COVID-19 has caused a lot of changes in society and one of those is people are now working from home. We are away from our ergonomic designed desks at work and have moved to the ill equipped kitchen table or couch. This has left people with increased headaches and neck pain. However, there are many things you can do to help prevent these symptoms.
Location, Location , Location
The number one thing that you need to consider when setting up your work station at home is where you are going to work. It is important that you find a desk with a good chair that will provide support for your spine. It looks so inviting to curl up onto the couch, or even in bed, with your laptop. Poor postures in these locations will cause gradual strain on your muscles and joints and then pain in the long run.
Not everyone has a desk with an office chair at home so the next best thing is your kitchen table. Often the kitchen table is higher than the average desk and there will be more strain put on your shoulders, especially when using a lap top. Try to find a taller chair that will raise you up.
Setting up Your Work Station
Recognizing that there will be limitations to what you have at home, the following are some basic rules that you can follow when setting up your work station:
1. Have an adjustable chair so that you can move the height to have your thighs parallel with the floor, your feet flat on the floor, and your elbows supported
2. Use a foot stool if your feet don't touch the floor
3. Your desk height should be 28 to 30 inches tall so that your elbows are flexed at 90 degrees
4. If you are not using a lap top, your keyboard and mouse should be placed on the same level and so that your elbows are at 90 degrees
5. When using a desktop monitor your screen should be about an arms length away and the top of the screen should be level with your eyebrows
Get up and Move
A past blog post sited that sitting is the new smoking. It is proven that prolonged sitting is not good for our health. One of the advantages of working from home is you can get up anytime and get moving. It is recommended that you get up from sitting every 45 minutes and spend 5 minutes moving around. A lot of people are finding they are more productive working at home because they are not interrupted as much, they don't have to commute, and they can enjoy their lunch hour and breaks more. With this said, you actually have more opportunity and more time to get up from your work station when working at home. Some tips to help motivate you to get moving are:
1. Set a timer to remind you to get up
2. Make a schedule of activities that you can do on your breaks including, a short walk, basic stretches, yoga, and body weight exercises

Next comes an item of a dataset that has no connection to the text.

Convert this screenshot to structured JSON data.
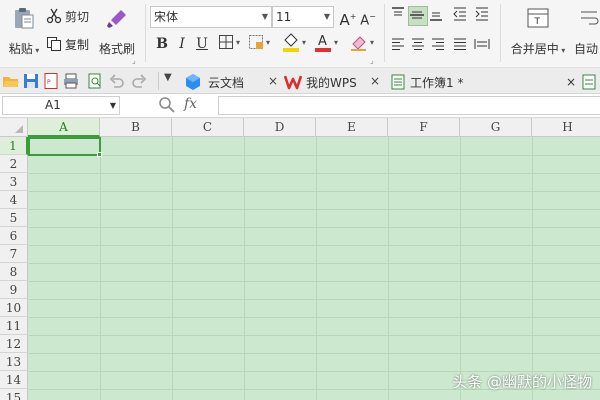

3. Make a goal to get moving, write it down, and reward yourself for your efforts
4. Don't use your breaks for social media. This just keeps you sitting more!
Try Standing When Working
Standing work stations are becoming common place in the work force. These allow workers to get up from their desks and help fight the health risks of sitting. Research shows that they are beneficial but are not good if used all day. Standing in one spot for long periods can put excess stress on your knees and low back. It is recommended that you should stand 30 minutes to one hour for every 2 hours of sitting.
Most of us will be working at home with a lap top and this allows you to move to different locations including to a spot where you can stand.
Working from home has its challenges when you don't have a proper desk. Avoid the temptation to curl up on the couch with your laptop, set up a good work space, and keep moving during the day. These tips should help you avoid tension building up into your neck and shoulders.
Activity fact: You should wash your hands with soap and water for a minimum of 20 seconds to help kill any viruses. Singing the alphabet song at a slow pace while washing should accomplish this.